Sister Wendy Beckett, a British Carmelite nun, has become the Andrew Greeley of art criticism. The cover of The Story of Painting: The Essential Guide to the History of Western Art (Dorling Kindersley. $39.95) has her picture cheek by jowl with such earlier celebs as van Gogh and Botticelli's Venus. The Art Book (Chronicle. $35) is less conventional: a fat, fun volume of alphabetical, one-artist-to-a-page entries, each with a big color plate. Great Art Treasures of the Hermitage Museum, St. Petersburg (Abrams. $195), a two-volume, 20-pound ""suitcase'' edition, is worth the weight: a lavish look at the finest objects in one of the world's great museums. Some curmudgeons think restoring Michelangelo's murals was a bad idea (something about how centuries of grime add to his conception). But hardly anybody will think The Sistine Chapel: A Glorious Restoration (Abrams. $75) isn't a beautiful book: a Marvel Comics vision of sacred history, as if drawn and inked by God himself.

But must art be tucked away in hard-to-get-to museums and hard-to-lift volumes? Art Playing Cards (ABC Carpet & Home, 212-473-3000) are handheld retrospectives: Leonardo, Michelangelo and The Nude in Art, 55 -- count 'em -- 55 bodacious bare-alls, from Goya's ""Naked Maja'' to Rubens's ""Three Graces,'' each of whom has more flesh than 55 Kate Mosses. Educational too!

Naomi Rosenblum's A History of Woman Photographers (Abbeville. $60) draws on the work of 240 women, from the celebrated (Margaret Bourke-White) to the unjustly neglected, like Frances Benjamin Johnston, whose 1896 self-portrait mocks the ""new woman'': cigarette in one hand, tankard of beer in the other, stockinged legs revealed to the knee.
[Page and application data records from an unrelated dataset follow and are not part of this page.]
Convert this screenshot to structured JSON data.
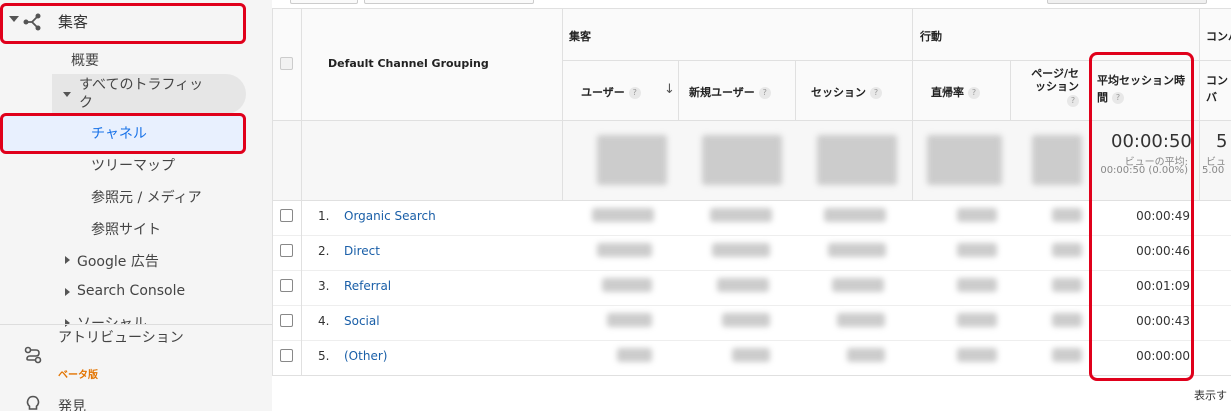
{
  "sidebar": {
    "acquisition": "集客",
    "overview": "概要",
    "all_traffic": "すべてのトラフィック",
    "channels": "チャネル",
    "treemap": "ツリーマップ",
    "source_medium": "参照元 / メディア",
    "referrals": "参照サイト",
    "google_ads": "Google 広告",
    "search_console": "Search Console",
    "social": "ソーシャル",
    "attribution": "アトリビューション",
    "beta": "ベータ版",
    "discover": "発見"
  },
  "table": {
    "dimension_header": "Default Channel Grouping",
    "groups": {
      "acquisition": "集客",
      "behavior": "行動",
      "conversions": "コンバ"
    },
    "columns": {
      "users": "ユーザー",
      "new_users": "新規ユーザー",
      "sessions": "セッション",
      "bounce_rate": "直帰率",
      "pages_per_session": "ページ/セッション",
      "avg_session_duration": "平均セッション時間",
      "conversion_partial": "コンバ ン率"
    },
    "help_glyph": "?",
    "sort_arrow": "↓",
    "totals": {
      "avg_session_duration": "00:00:50",
      "view_avg_label": "ビューの平均:",
      "view_avg_value": "00:00:50 (0.00%)",
      "conv_partial": "5",
      "conv_sub_label": "ビュ",
      "conv_sub_value": "5.00"
    },
    "rows": [
      {
        "num": "1.",
        "channel": "Organic Search",
        "avg_session_duration": "00:00:49"
      },
      {
        "num": "2.",
        "channel": "Direct",
        "avg_session_duration": "00:00:46"
      },
      {
        "num": "3.",
        "channel": "Referral",
        "avg_session_duration": "00:01:09"
      },
      {
        "num": "4.",
        "channel": "Social",
        "avg_session_duration": "00:00:43"
      },
      {
        "num": "5.",
        "channel": "(Other)",
        "avg_session_duration": "00:00:00"
      }
    ],
    "footer_text": "表示す"
  },
  "colors": {
    "highlight": "#e0001b",
    "link": "#1a5fa8",
    "active_nav": "#1a73e8",
    "beta": "#e37400"
  }
}
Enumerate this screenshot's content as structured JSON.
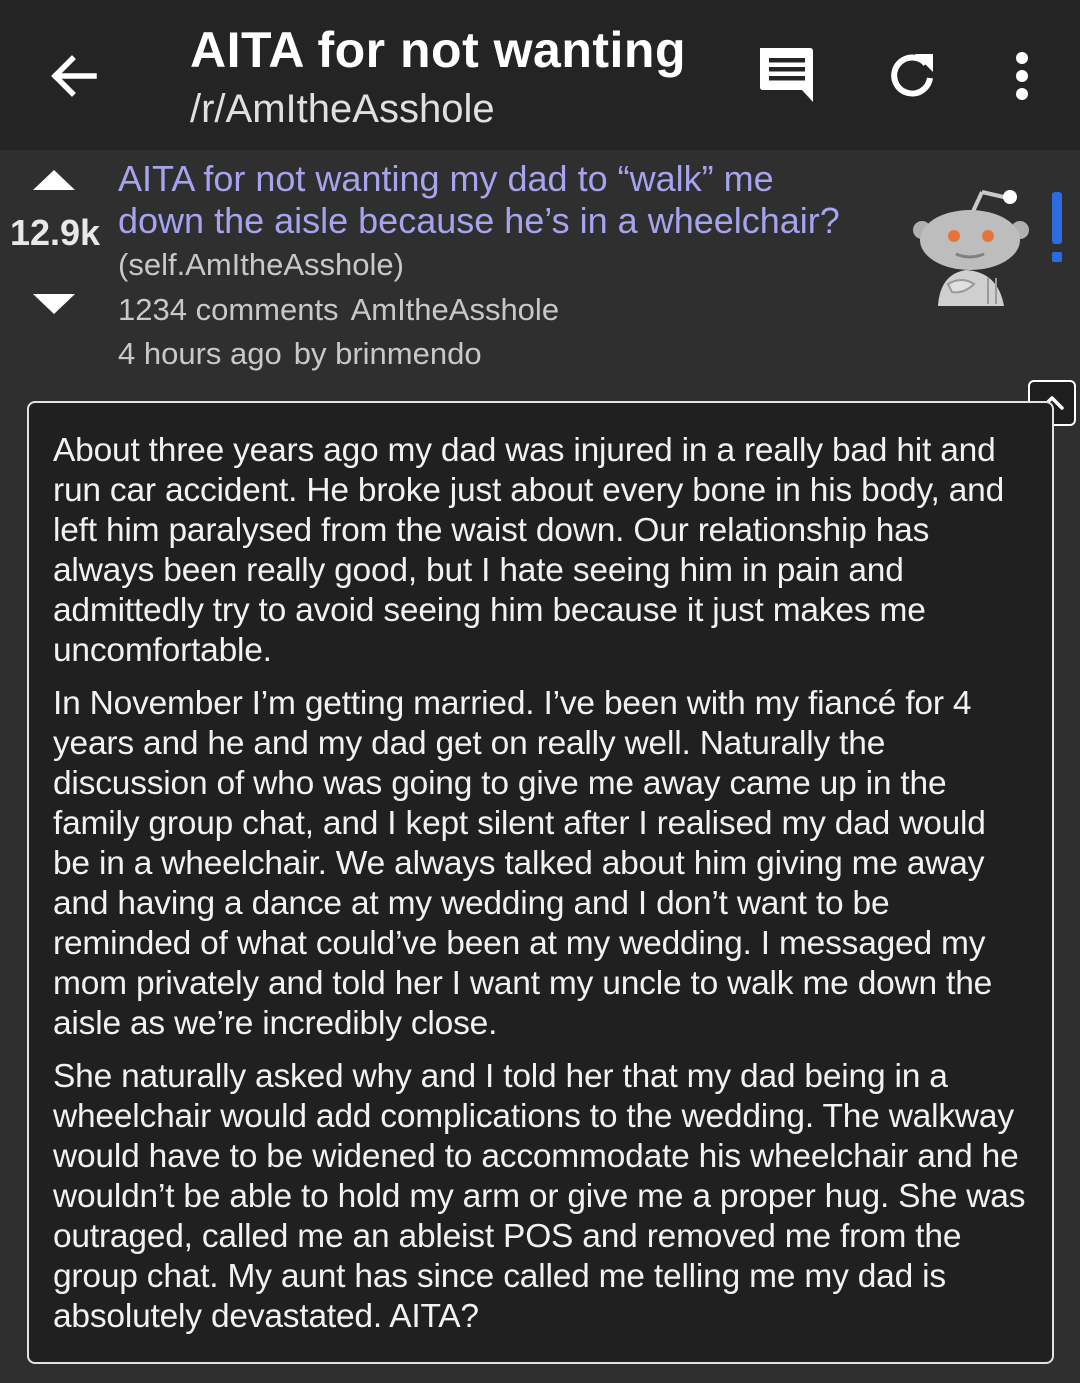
{
  "appbar": {
    "back_icon": "arrow-left-icon",
    "title": "AITA for not wanting",
    "subreddit": "/r/AmItheAsshole",
    "actions": [
      {
        "name": "comments",
        "icon": "comments-icon"
      },
      {
        "name": "refresh",
        "icon": "refresh-icon"
      },
      {
        "name": "more",
        "icon": "more-vert-icon"
      }
    ]
  },
  "post": {
    "score": "12.9k",
    "title_line1": "AITA for not wanting my dad to “walk” me",
    "title_line2": "down the aisle because he’s in a wheelchair?",
    "domain": "(self.AmItheAsshole)",
    "comments": "1234 comments",
    "subreddit": "AmItheAsshole",
    "time": "4 hours ago",
    "author": "by brinmendo",
    "thumbnail_icon": "reddit-snoo-icon",
    "flag_icon": "exclamation-icon"
  },
  "selftext": {
    "paragraphs": [
      "About three years ago my dad was injured in a really bad hit and run car accident. He broke just about every bone in his body, and left him paralysed from the waist down. Our relationship has always been really good, but I hate seeing him in pain and admittedly try to avoid seeing him because it just makes me uncomfortable.",
      "In November I’m getting married. I’ve been with my fiancé for 4 years and he and my dad get on really well. Naturally the discussion of who was going to give me away came up in the family group chat, and I kept silent after I realised my dad would be in a wheelchair. We always talked about him giving me away and having a dance at my wedding and I don’t want to be reminded of what could’ve been at my wedding. I messaged my mom privately and told her I want my uncle to walk me down the aisle as we’re incredibly close.",
      "She naturally asked why and I told her that my dad being in a wheelchair would add complications to the wedding. The walkway would have to be widened to accommodate his wheelchair and he wouldn’t be able to hold my arm or give me a proper hug. She was outraged, called me an ableist POS and removed me from the group chat. My aunt has since called me telling me my dad is absolutely devastated. AITA?"
    ]
  },
  "colors": {
    "background": "#2f2f2f",
    "appbar": "#242424",
    "title_link": "#a7a3ee",
    "snoo_eye": "#e8733a",
    "flag": "#2d6cdf"
  }
}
Freud, who asked, ""What do women want?'' would have been scared by this book, which answers: ""Everything.'' Nancy Stout is too young to qualify as a historical figure, but her Havana (Rizzoli. $45) captures the contemporary city's crumbling glamour, from its squalid back streets to a marble-girt drawing room, presided over by a brooding portrait of Lenin.

George Rodger's pictures of African tribes and the London blitz are hallmarks in the history of photojournalism. A new retrospective of this photographer's photographer, Humanity and Inhumanity: The Photographic Journey of George Rodger (Phaidon. $60), shows no one had a keener understanding of the human heart.

Albert Watson is a post-punk Irving Penn. Cyclops (Bullfinch. $75), full of actors, monkeys, rap stars and prisoners, is all about style and impact, pitched at a worrying level of high-strung artificiality. But photographers tend to be at their most artificial -- and sometimes most revealing -- when they photograph themselves. (Do they have to run around the tripod or what?) The Camera I: Photographic Self-Portraits (Abrams. $75) has marvelous autosnaps, from Nadar decked out as an Arab (circa 1863) to a lipsticked Robert Mapplethorpe (1980). The year's most unsettling self-portraits may be in John Peter's The Oral History of Modern Architecture (Abrams. $67.50): the ghostly voices of mostly long-dead big shots from Alvar Aalto to Frank Lloyd Wright discuss their work on a CD tucked into the back cover. In fact, come to think of it . . . a memento mori on Christmas morn? No. Great talk, edifying edifices: keep this one for yourself. And stay merry, will ya?